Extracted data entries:
»»
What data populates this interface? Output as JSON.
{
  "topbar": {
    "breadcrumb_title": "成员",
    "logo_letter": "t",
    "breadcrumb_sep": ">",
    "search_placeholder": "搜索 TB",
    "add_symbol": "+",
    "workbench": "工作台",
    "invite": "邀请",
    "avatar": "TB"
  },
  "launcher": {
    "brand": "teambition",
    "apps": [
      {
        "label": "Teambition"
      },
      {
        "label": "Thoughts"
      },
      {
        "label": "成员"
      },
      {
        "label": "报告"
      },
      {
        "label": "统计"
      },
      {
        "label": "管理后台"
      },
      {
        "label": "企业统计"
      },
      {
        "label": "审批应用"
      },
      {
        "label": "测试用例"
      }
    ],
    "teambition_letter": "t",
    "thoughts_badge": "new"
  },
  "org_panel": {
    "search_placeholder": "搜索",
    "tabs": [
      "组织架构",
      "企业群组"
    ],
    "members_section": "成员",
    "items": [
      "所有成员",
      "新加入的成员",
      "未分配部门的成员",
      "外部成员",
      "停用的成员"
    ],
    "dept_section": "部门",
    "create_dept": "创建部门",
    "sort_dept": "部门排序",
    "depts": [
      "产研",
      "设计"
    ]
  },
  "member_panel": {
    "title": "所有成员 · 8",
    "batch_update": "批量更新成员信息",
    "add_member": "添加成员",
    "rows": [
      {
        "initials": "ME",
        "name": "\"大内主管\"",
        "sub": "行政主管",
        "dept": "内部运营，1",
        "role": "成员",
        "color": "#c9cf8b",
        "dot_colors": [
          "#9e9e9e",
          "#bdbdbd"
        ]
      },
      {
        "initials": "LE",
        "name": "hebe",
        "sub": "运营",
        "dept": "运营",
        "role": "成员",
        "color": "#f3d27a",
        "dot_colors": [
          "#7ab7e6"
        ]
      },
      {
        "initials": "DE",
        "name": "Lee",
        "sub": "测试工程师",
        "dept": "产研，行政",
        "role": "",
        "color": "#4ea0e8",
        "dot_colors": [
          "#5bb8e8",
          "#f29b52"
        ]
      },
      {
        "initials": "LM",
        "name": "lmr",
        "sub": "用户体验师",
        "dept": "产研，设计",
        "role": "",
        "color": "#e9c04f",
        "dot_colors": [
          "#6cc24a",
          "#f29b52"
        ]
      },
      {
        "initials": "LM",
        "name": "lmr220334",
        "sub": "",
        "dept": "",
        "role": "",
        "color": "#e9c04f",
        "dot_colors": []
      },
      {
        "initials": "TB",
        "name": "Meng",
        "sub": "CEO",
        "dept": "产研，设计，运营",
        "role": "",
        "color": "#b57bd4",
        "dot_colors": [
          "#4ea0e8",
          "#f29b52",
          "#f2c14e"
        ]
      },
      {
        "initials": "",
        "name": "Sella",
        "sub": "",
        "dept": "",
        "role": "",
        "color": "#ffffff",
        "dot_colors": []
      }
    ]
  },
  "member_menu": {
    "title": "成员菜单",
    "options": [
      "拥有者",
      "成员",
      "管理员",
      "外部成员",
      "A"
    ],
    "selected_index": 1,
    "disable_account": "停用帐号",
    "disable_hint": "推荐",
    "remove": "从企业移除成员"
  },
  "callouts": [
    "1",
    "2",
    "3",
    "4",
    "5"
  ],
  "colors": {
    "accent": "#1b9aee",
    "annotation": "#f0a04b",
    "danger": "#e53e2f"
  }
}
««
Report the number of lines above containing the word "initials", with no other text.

_Your response_. 7